TASK DIRECTIONS: Scanning the listing below, tally every line where the string "data" shows up, then state the count alone.

RECORDS FOR THIS TASK:
• • • • •
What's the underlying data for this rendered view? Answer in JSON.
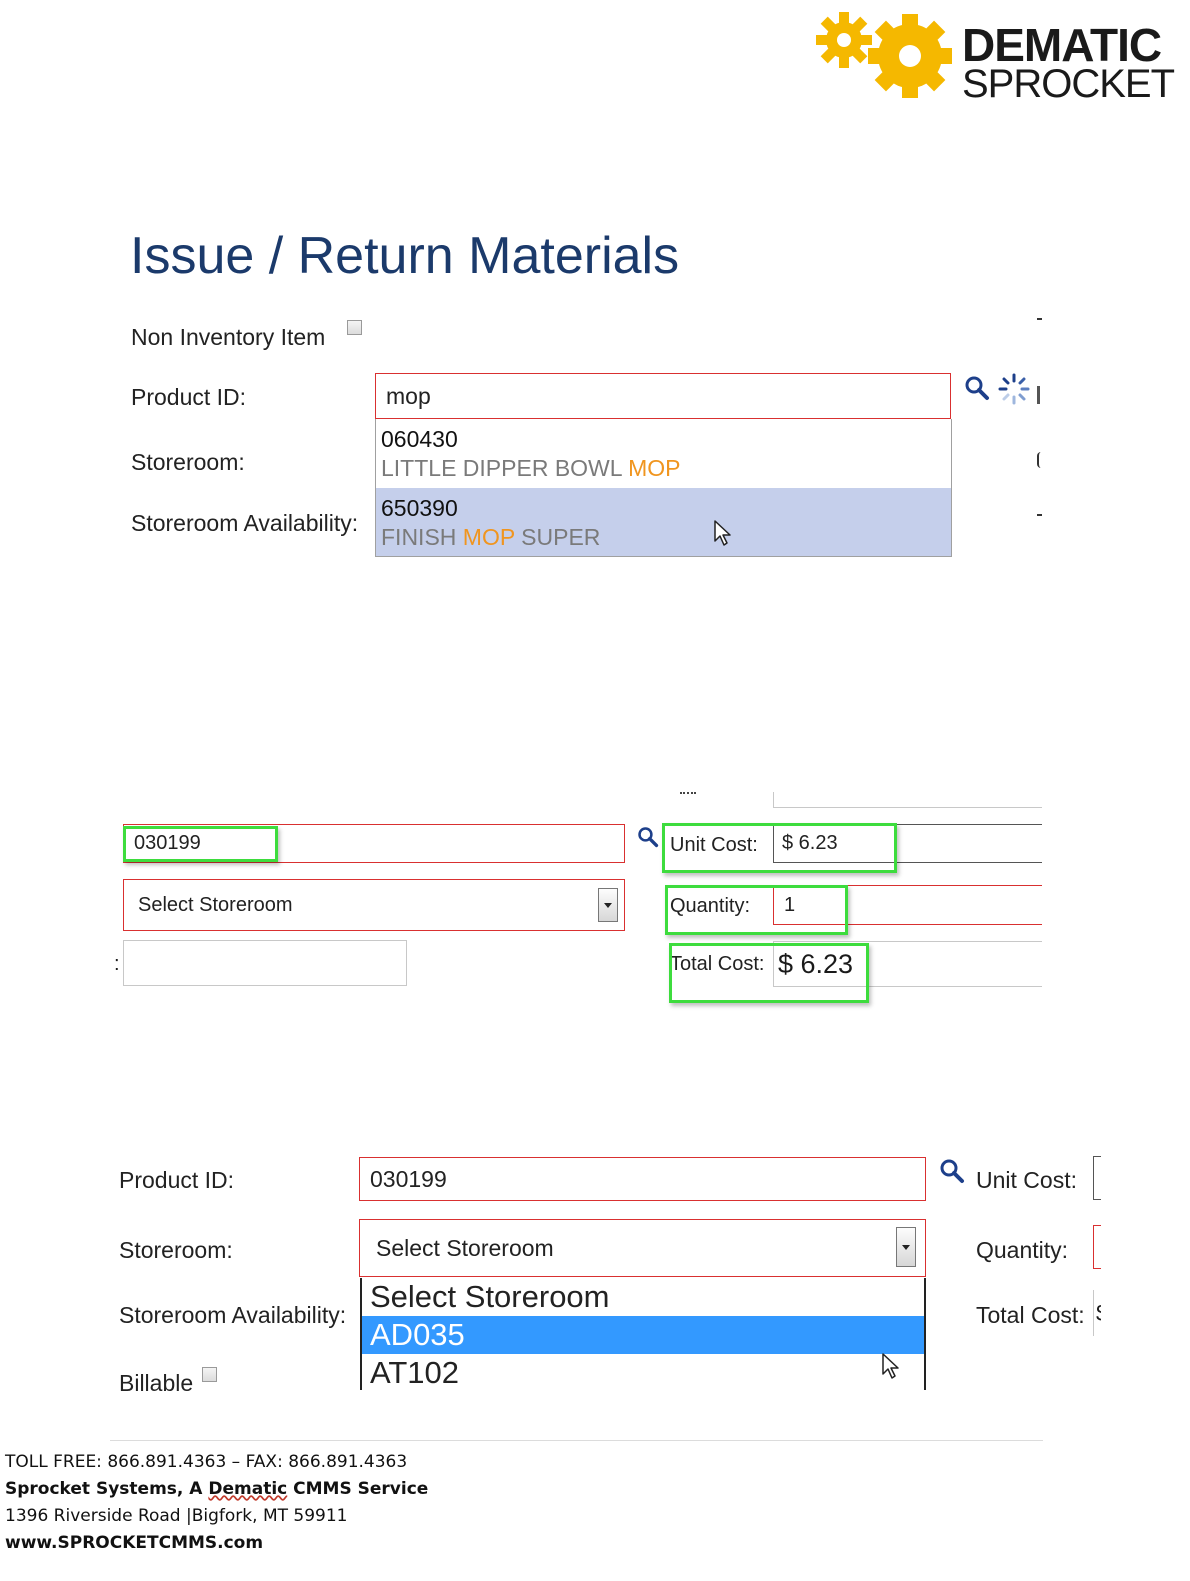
{
  "logo": {
    "line1": "DEMATIC",
    "line2": "SPROCKET",
    "gear_color": "#f5b800"
  },
  "page_title": "Issue / Return Materials",
  "panel1": {
    "non_inventory_label": "Non Inventory Item",
    "product_id_label": "Product ID:",
    "product_id_value": "mop",
    "storeroom_label": "Storeroom:",
    "availability_label": "Storeroom Availability:",
    "autocomplete": [
      {
        "code": "060430",
        "desc_pre": "LITTLE DIPPER BOWL ",
        "desc_hl": "MOP",
        "desc_post": ""
      },
      {
        "code": "650390",
        "desc_pre": "FINISH ",
        "desc_hl": "MOP",
        "desc_post": " SUPER"
      }
    ],
    "highlight_color": "#f0951f",
    "selected_bg": "#c5cfeb"
  },
  "panel2": {
    "product_id_value": "030199",
    "storeroom_placeholder": "Select Storeroom",
    "colon": ":",
    "unit_cost_label": "Unit Cost:",
    "unit_cost_value": "$ 6.23",
    "quantity_label": "Quantity:",
    "quantity_value": "1",
    "total_cost_label": "Total Cost:",
    "total_cost_value": "$ 6.23",
    "annotation_color": "#3ddc3d"
  },
  "panel3": {
    "product_id_label": "Product ID:",
    "product_id_value": "030199",
    "storeroom_label": "Storeroom:",
    "storeroom_value": "Select Storeroom",
    "availability_label": "Storeroom Availability:",
    "billable_label": "Billable",
    "unit_cost_label": "Unit Cost:",
    "quantity_label": "Quantity:",
    "total_cost_label": "Total Cost:",
    "total_cost_partial": "$",
    "dropdown_options": [
      "Select Storeroom",
      "AD035",
      "AT102"
    ],
    "selected_color": "#3399ff"
  },
  "footer": {
    "phones": "TOLL FREE: 866.891.4363 – FAX: 866.891.4363",
    "company_a": "Sprocket Systems, A ",
    "company_b": "Dematic",
    "company_c": " CMMS Service",
    "address": "1396 Riverside  Road |Bigfork, MT 59911",
    "website": "www.SPROCKETCMMS.com"
  }
}
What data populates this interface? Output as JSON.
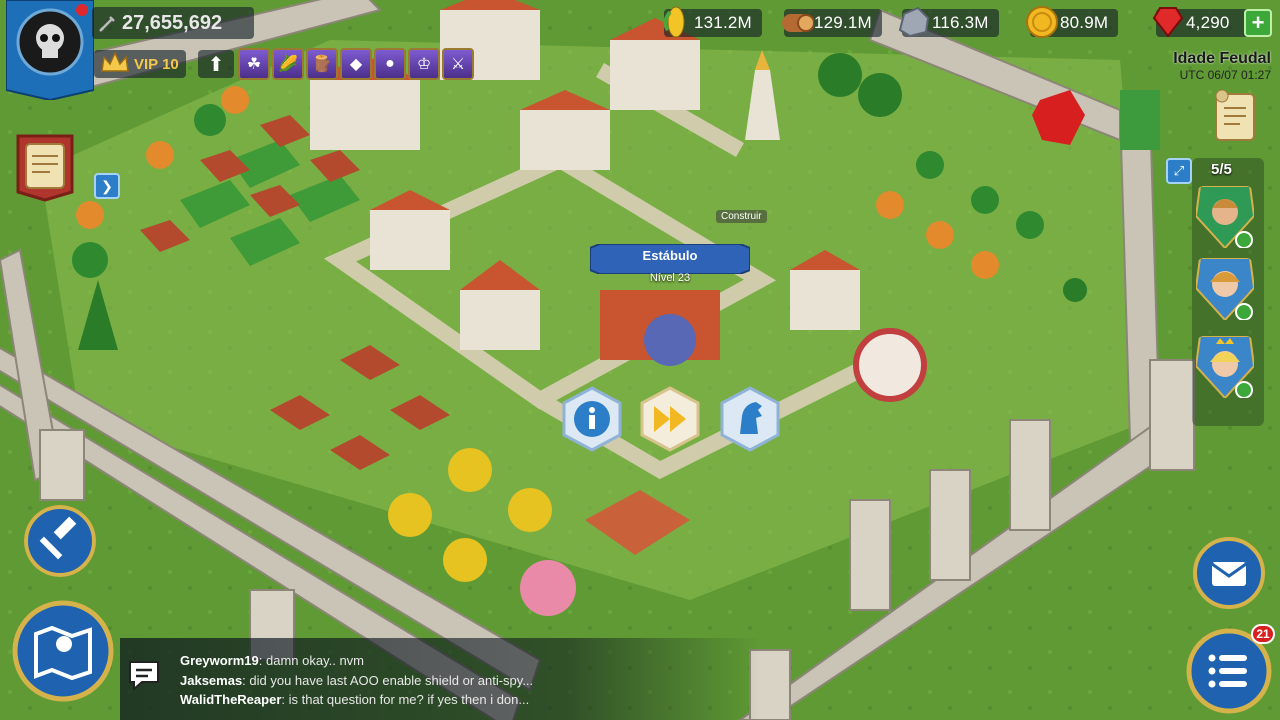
{
  "player": {
    "power": "27,655,692",
    "vip": "VIP 10"
  },
  "resources": {
    "food": "131.2M",
    "wood": "129.1M",
    "stone": "116.3M",
    "gold": "80.9M",
    "gems": "4,290"
  },
  "era": {
    "name": "Idade Feudal",
    "time": "UTC 06/07 01:27"
  },
  "commanders": {
    "count": "5/5"
  },
  "selected_building": {
    "name": "Estábulo",
    "level": "Nível 23",
    "tooltip": "Construir"
  },
  "menu": {
    "badge": "21"
  },
  "chat": [
    {
      "name": "Greyworm19",
      "text": ": damn okay.. nvm"
    },
    {
      "name": "Jaksemas",
      "text": ": did you have last AOO enable shield or  anti-spy..."
    },
    {
      "name": "WalidTheReaper",
      "text": ": is that question for me? if yes then i don..."
    }
  ],
  "colors": {
    "grass": "#5f9a34",
    "wall": "#c9c4b6",
    "button_blue": "#2c7ec9",
    "gem_red": "#d71f1f",
    "gold_text": "#f3c84b"
  }
}
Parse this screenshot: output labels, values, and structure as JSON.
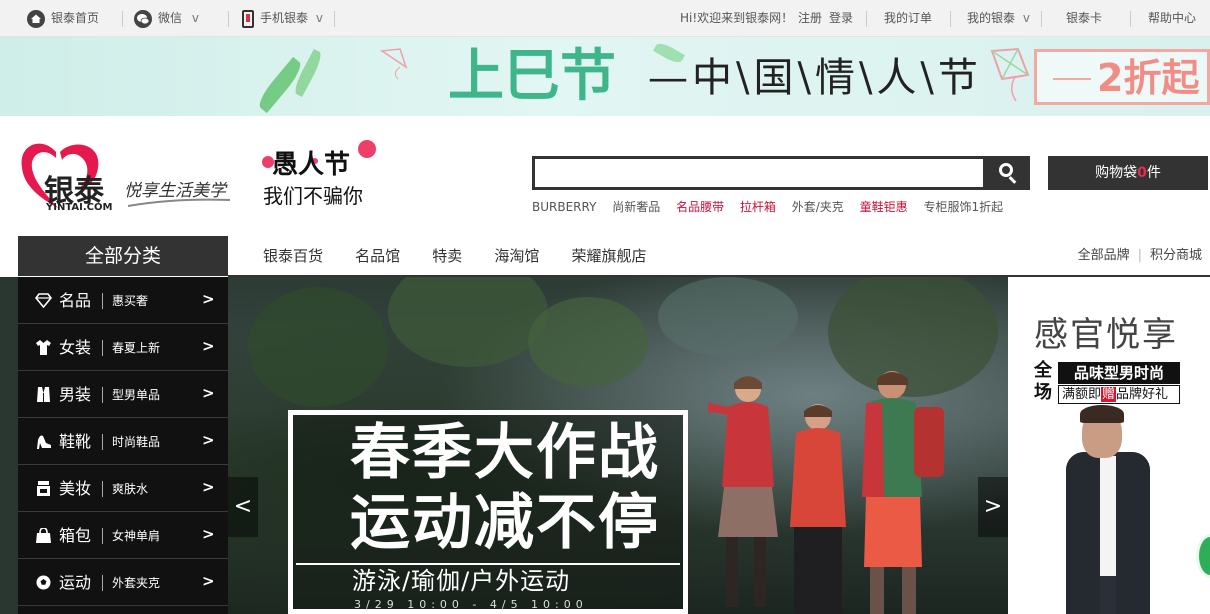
{
  "topbar": {
    "home_label": "银泰首页",
    "wechat_label": "微信",
    "wechat_caret": "v",
    "mobile_label": "手机银泰",
    "mobile_caret": "v",
    "greeting": "Hi!欢迎来到银泰网！",
    "register": "注册",
    "login": "登录",
    "my_orders": "我的订单",
    "my_yintai": "我的银泰",
    "my_yintai_caret": "v",
    "card": "银泰卡",
    "help": "帮助中心"
  },
  "banner": {
    "title": "上巳节",
    "subtitle": "—中\\国\\情\\人\\节",
    "discount": "2折起"
  },
  "header": {
    "logo_text": "银泰",
    "logo_en": "YINTAI.COM",
    "slogan": "悦享生活美学",
    "promo_title": "愚人节",
    "promo_sub": "我们不骗你",
    "search_value": "",
    "cart_label": "购物袋",
    "cart_count": "0",
    "cart_unit": "件",
    "hot_words": [
      {
        "text": "BURBERRY",
        "highlight": false
      },
      {
        "text": "尚新奢品",
        "highlight": false
      },
      {
        "text": "名品腰带",
        "highlight": true
      },
      {
        "text": "拉杆箱",
        "highlight": true
      },
      {
        "text": "外套/夹克",
        "highlight": false
      },
      {
        "text": "童鞋钜惠",
        "highlight": true
      },
      {
        "text": "专柜服饰1折起",
        "highlight": false
      }
    ]
  },
  "nav": {
    "all_categories": "全部分类",
    "main": [
      "银泰百货",
      "名品馆",
      "特卖",
      "海淘馆",
      "荣耀旗舰店"
    ],
    "right": [
      "全部品牌",
      "积分商城"
    ]
  },
  "categories": [
    {
      "name": "名品",
      "sub": "惠买奢",
      "icon": "diamond-icon"
    },
    {
      "name": "女装",
      "sub": "春夏上新",
      "icon": "dress-icon"
    },
    {
      "name": "男装",
      "sub": "型男单品",
      "icon": "suit-icon"
    },
    {
      "name": "鞋靴",
      "sub": "时尚鞋品",
      "icon": "heel-shoe-icon"
    },
    {
      "name": "美妆",
      "sub": "爽肤水",
      "icon": "cosmetic-icon"
    },
    {
      "name": "箱包",
      "sub": "女神单肩",
      "icon": "handbag-icon"
    },
    {
      "name": "运动",
      "sub": "外套夹克",
      "icon": "football-icon"
    }
  ],
  "category_arrow": ">",
  "hero": {
    "line1": "春季大作战",
    "line2": "运动减不停",
    "line3": "游泳/瑜伽/户外运动",
    "date": "3/29 10:00 - 4/5 10:00",
    "prev": "<",
    "next": ">"
  },
  "right_ad": {
    "title": "感官悦享",
    "all_label": "全场",
    "tag1": "品味型男时尚",
    "tag2_prefix": "满额即",
    "tag2_gift": "赠",
    "tag2_suffix": "品牌好礼"
  },
  "colors": {
    "accent_red": "#c8123a",
    "dark_bar": "#333333",
    "banner_green": "#3fb58a"
  }
}
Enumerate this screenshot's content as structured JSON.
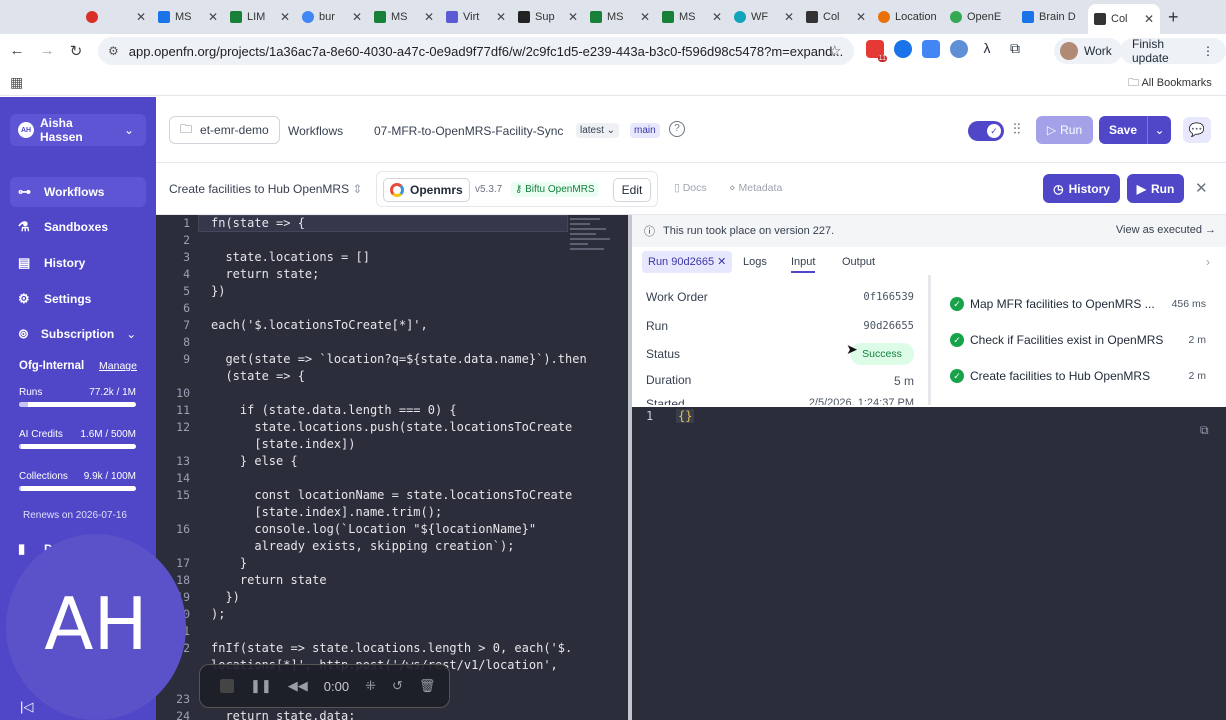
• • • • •
RESULT: 2